- They have a great idea, and they have applied organization and execution to make that idea happen. Most people and organizations can't find that right magical balance to move ideas forward. They either spend too much time with their head in the clouds thinking about all the possibilities that their great idea can fit into. Or, they do the opposite, spending their time running hard and missing the chance to turn their passion into a revenue stream.
- Special organizations forge their own path and don't spend a lot of time looking over their shoulder for trying to model themselves in the likeness of somebody else. Industry leaders don't get there by spending time trying to immolate the competition. Too many organizations measure their success by what the competition is doing instead of by their own success matrix.
- Just like a large tree, successful organizations have deep roots. And, they understand that the only way to grow those roots is to do the work. They spend a lot of time with their customers, talking shop and exchanging best practice stories. Too many “wannabees” spend their time with customers trying to sell, and if that doesn't work, they walk away.
- Truly successful organizations are defined by the chances they are willing to take, not by the status quo. If you look at a good idea I bet no matter what it is, you can think of at least ten different reasons why it won't work or why it isn't worth your time. When was the last time your organization said, "Why not?" before moving forward? That's what leaders do. It's easier to ask for forgiveness later than to come up with reasons why you decided not to make an effort to move the ball forward right now.
- They understand that there is no finish line to success. Companies that think they crossed it get buried by the competition. Successful companies look back at success as the building block for future success — not as measurement point of what they have achieved. When you reach success, you've started the decline that leads to failure.
I sure wish that I could say that I was writing about things that organizations have never heard before, but I'm not. These are things Amber and I hear over and over again from our clients.

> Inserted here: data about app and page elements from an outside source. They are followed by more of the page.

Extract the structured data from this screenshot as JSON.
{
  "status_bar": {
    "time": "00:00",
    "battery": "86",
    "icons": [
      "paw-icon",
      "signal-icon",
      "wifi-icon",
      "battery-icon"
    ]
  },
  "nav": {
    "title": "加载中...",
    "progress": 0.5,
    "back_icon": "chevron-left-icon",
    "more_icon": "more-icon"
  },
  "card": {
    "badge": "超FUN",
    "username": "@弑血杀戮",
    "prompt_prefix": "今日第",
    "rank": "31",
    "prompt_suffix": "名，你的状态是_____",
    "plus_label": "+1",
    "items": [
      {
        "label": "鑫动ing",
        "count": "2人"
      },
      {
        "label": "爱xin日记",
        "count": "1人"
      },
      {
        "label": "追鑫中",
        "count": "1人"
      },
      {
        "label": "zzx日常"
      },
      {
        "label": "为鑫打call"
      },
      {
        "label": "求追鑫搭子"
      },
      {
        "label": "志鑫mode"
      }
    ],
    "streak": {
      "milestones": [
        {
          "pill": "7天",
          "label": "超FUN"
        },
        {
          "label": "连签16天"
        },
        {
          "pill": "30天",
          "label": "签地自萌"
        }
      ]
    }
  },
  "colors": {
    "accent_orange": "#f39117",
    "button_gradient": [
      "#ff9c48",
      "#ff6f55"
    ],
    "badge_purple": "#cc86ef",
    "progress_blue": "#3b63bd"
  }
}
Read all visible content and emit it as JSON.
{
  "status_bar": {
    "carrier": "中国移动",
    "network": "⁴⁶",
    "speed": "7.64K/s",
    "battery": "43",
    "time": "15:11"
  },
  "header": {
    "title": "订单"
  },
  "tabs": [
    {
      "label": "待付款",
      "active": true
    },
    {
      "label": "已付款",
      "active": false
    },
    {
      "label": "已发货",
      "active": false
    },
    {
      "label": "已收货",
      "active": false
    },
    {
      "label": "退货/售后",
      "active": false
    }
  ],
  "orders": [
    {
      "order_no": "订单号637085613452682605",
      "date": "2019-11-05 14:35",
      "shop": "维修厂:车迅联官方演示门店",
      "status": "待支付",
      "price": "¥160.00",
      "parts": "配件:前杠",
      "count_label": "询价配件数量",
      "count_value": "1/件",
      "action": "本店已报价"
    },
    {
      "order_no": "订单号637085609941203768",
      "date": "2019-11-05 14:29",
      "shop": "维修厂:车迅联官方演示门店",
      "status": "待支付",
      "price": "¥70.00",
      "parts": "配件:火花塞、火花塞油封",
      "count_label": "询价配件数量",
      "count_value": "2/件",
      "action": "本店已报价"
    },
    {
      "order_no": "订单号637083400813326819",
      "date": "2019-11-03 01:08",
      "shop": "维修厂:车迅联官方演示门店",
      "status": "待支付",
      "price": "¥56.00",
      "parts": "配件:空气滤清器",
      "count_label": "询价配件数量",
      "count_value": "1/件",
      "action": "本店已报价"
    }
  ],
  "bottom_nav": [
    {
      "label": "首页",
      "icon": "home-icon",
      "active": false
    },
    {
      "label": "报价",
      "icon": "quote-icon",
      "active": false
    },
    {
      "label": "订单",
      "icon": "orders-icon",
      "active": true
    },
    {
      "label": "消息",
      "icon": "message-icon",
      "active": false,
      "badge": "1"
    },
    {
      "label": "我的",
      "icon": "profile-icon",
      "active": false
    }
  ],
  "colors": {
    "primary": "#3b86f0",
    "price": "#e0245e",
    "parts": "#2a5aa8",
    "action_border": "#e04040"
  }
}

And, our question back to them is: Is your brand living it?
If it’s not, it should be!